For those who are home, and for those who are on the way. For those who support the historic and just return of the land of Israel to its people, forever loyal to their inheritance, and its restoration.
One of the new realities of the internet age for the mainstream media is that the distinction between an opinion piece and the readers’ comments which come below it is increasingly blurred. This is all the more so for interactive sites such as the Guardian’s immensely popular Comment is free (Cif) site where regular “below the line” contributors are now as much a part of the overall experience as the commentary to which they are responding.
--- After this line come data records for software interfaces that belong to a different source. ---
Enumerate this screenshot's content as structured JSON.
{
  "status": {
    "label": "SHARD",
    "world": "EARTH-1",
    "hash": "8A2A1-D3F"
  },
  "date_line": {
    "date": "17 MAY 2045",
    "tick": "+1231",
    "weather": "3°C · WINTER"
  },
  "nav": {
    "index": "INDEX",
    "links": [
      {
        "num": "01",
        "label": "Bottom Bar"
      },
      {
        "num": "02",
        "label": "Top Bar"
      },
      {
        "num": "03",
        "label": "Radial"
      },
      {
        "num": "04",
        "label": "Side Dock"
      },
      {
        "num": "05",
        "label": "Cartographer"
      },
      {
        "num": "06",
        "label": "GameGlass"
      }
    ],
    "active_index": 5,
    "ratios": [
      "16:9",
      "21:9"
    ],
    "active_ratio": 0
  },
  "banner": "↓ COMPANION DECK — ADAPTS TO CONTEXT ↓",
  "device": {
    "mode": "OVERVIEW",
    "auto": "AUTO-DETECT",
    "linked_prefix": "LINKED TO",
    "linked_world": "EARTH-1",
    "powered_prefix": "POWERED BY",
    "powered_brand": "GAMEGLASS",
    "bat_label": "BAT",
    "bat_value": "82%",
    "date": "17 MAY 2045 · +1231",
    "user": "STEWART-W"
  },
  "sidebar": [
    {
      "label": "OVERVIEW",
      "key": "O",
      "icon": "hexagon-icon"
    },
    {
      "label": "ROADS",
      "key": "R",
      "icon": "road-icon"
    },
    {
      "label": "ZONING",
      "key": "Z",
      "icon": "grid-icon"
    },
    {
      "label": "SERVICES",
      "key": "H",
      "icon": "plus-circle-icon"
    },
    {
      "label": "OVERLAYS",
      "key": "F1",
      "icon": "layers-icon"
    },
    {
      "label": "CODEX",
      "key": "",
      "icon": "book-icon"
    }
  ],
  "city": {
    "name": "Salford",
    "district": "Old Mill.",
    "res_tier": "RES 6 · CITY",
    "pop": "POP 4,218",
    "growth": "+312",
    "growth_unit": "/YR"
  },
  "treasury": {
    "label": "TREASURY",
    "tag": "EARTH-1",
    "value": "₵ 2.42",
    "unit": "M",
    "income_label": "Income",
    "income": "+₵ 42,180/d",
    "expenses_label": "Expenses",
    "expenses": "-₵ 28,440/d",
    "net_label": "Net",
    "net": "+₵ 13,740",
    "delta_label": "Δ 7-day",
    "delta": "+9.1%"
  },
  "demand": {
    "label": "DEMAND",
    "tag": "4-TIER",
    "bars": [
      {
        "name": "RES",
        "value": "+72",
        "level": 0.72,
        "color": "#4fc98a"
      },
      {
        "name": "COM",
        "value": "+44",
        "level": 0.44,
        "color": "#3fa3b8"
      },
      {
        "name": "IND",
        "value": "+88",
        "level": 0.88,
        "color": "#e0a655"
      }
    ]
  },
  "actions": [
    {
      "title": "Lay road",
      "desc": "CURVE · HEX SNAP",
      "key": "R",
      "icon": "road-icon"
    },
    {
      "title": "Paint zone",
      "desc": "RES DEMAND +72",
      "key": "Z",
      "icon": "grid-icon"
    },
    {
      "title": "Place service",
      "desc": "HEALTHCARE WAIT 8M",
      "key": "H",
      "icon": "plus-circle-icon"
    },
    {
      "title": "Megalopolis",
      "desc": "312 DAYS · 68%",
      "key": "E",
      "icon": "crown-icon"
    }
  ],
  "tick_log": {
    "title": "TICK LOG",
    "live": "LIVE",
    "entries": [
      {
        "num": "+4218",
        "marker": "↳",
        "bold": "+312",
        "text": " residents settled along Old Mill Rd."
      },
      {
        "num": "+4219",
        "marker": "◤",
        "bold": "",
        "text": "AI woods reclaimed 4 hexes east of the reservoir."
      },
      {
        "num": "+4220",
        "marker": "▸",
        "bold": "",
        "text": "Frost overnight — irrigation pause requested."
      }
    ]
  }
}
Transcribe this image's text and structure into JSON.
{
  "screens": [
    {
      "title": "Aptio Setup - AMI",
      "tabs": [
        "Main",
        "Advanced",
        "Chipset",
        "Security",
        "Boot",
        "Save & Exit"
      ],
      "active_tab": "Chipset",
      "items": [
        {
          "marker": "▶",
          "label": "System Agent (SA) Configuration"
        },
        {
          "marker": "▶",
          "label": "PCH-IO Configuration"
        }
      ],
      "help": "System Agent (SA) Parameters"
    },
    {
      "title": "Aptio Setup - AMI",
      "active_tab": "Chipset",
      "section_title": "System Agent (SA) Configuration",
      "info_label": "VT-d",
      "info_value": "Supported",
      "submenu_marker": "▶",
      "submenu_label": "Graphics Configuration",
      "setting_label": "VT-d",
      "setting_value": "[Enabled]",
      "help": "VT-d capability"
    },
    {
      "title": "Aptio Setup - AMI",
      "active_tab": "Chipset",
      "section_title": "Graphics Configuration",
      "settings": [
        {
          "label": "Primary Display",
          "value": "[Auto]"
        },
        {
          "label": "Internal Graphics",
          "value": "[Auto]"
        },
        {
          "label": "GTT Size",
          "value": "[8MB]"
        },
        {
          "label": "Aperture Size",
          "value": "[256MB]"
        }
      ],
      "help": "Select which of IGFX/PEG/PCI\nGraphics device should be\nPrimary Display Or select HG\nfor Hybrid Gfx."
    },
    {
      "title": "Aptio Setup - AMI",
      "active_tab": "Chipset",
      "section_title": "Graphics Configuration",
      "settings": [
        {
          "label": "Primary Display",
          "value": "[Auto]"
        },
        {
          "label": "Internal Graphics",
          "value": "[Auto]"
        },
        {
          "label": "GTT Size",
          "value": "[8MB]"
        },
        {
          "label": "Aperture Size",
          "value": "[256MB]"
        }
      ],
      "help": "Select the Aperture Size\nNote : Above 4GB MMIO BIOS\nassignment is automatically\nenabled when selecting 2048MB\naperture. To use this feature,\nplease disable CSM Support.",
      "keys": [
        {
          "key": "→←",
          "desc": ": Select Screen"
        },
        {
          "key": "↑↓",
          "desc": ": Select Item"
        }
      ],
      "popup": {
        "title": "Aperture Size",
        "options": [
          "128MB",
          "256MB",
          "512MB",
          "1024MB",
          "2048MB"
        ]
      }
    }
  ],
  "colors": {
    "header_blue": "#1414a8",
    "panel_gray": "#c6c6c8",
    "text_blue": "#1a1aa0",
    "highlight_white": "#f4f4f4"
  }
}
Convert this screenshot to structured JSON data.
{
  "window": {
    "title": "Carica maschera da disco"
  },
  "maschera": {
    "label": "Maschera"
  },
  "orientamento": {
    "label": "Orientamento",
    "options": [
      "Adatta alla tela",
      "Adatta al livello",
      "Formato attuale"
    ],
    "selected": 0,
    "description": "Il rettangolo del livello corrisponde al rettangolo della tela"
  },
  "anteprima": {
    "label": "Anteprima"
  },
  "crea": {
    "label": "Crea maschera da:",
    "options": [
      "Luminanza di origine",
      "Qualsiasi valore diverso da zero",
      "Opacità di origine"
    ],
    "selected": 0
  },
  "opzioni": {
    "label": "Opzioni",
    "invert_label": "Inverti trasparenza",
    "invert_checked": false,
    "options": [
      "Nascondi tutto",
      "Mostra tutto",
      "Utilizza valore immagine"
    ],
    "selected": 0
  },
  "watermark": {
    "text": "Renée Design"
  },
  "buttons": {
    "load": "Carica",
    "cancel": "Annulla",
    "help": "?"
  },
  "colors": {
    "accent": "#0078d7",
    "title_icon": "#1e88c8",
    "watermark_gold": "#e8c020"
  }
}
Such contributors help create the kind of interactive community which has become the new holy grail of online news and comment services.
So, when it comes to the Guardian’s notoriously vicious stance against the state of Israel it is hardly suprising that the community that has been created draws from among the foulest and most bigoted of the Jewish state’s numerous opponents. As an example, consider the following comment by regular below-the-line contributor William Bapthorpe which was brought to my attention by the invaluable media watchdog service CiF Watch. Referring to the settlers, in a thread following an article by Nicholas Blincoe, he said:
“Sadly, there’s only one way to deal with these religiously motivated maniacs who think their superstitious beliefs trump international law. 1. We ask them to leave their squats, kindly. 2. If they don’t, we force them to [leave] at gunpoint. 3. If they still refuse, they must be slaughtered, every last man woman and child.” (My italics)
If this were simply an isolated incident it would not be worth remarking on. Every website attracts its share of oddballs. But CiF Watch, which was set up last year to monitor a Guardian online community that attracts more than 30 million visits a month, provides reams of this sort of thing suggesting that at the intersection between the technological innovations of the new media and an ideological edifice which makes a fetish of demonising the most important Jewish project of our time an entirely new phenomenon has now emerged in Great Britain.
I visited Hevron in November 2000 after the outbreak of the Rosh Hashanah War to see what could be done to assist in the face of the growing daily attacks on the community. After returning to work for the community in the summer of 2001, a bond and a love was forged that grows to this day. My wife Melody and I merited to be married at Ma'arat HaMachpela and now host visitors from throughout the world every Shabbat as well as during the week. Our goal, "Time to come Home!"